▸ **About this exercise**: Return the exact lines from the one containing "Parse this screenshot: output" through the final line of the material below, with both ends kept.

▸ **Provided entries**:
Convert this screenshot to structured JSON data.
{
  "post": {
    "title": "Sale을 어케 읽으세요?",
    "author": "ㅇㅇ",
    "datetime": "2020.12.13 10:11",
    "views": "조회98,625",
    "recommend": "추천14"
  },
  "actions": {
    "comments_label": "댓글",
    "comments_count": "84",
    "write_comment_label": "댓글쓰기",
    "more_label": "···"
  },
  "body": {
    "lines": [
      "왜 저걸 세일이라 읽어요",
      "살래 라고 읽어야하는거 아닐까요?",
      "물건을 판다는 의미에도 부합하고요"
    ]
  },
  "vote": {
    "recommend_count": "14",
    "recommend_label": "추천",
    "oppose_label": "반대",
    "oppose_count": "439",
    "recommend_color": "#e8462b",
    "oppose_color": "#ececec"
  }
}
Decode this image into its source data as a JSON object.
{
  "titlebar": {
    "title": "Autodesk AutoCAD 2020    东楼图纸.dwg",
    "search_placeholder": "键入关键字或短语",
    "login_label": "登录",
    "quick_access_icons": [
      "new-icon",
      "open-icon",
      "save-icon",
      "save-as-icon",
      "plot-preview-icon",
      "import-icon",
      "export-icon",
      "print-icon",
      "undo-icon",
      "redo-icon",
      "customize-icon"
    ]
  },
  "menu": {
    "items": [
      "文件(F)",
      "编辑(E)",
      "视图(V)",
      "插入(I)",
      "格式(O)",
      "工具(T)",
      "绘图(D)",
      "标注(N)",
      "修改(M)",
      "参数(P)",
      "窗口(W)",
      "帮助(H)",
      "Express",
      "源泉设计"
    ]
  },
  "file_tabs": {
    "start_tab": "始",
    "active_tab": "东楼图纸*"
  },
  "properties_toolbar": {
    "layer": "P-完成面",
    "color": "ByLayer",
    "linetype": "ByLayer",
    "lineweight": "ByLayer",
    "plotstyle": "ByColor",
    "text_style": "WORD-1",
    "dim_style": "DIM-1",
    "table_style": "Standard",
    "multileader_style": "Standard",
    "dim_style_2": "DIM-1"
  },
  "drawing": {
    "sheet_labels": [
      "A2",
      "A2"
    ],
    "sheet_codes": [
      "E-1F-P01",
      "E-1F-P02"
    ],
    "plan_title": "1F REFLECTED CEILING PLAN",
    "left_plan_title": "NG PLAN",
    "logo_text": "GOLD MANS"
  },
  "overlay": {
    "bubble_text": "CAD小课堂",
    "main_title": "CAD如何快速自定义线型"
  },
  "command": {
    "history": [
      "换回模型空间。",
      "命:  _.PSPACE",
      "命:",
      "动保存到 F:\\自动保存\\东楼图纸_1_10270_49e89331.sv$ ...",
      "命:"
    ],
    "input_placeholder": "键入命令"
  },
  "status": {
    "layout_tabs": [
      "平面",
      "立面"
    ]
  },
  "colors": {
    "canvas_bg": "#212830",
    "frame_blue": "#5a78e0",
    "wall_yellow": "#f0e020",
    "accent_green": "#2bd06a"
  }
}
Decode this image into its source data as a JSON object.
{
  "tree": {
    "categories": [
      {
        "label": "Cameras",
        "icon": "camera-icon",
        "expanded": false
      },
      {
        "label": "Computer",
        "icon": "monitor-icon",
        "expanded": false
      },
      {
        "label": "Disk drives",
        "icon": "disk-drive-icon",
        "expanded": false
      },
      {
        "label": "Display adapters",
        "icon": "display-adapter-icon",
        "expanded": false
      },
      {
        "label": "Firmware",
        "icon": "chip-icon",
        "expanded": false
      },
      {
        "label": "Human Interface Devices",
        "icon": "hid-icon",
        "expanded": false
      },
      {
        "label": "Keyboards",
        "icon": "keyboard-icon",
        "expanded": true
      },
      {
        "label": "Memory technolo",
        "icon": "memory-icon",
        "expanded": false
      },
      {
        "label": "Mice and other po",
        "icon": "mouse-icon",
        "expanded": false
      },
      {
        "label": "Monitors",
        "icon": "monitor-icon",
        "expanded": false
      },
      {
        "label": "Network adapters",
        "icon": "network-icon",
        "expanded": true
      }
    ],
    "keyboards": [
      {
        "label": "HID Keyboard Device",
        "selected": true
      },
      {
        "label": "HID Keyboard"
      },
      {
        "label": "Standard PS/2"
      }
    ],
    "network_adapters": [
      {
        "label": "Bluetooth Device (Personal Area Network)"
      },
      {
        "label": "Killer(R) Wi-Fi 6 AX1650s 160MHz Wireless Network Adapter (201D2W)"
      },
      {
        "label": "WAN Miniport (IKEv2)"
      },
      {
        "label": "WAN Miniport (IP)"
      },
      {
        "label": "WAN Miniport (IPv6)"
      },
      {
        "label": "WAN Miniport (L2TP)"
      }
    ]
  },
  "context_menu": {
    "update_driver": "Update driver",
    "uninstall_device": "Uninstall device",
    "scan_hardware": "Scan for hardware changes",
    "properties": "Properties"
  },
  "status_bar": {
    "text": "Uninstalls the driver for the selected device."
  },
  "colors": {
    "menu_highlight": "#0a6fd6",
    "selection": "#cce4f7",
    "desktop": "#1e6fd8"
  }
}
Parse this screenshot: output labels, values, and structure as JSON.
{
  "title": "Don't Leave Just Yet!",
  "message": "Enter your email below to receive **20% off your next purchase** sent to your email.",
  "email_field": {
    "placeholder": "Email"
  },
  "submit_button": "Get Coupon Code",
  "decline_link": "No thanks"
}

▸ **Answer space**:
Parse this screenshot: output labels, values, and structure as JSON.
{
  "title": "Don't Leave Just Yet!",
  "message": "Enter your email below to receive **20% off your next purchase** sent to your email.",
  "email_field": {
    "placeholder": "Email"
  },
  "submit_button": "Get Coupon Code",
  "decline_link": "No thanks"
}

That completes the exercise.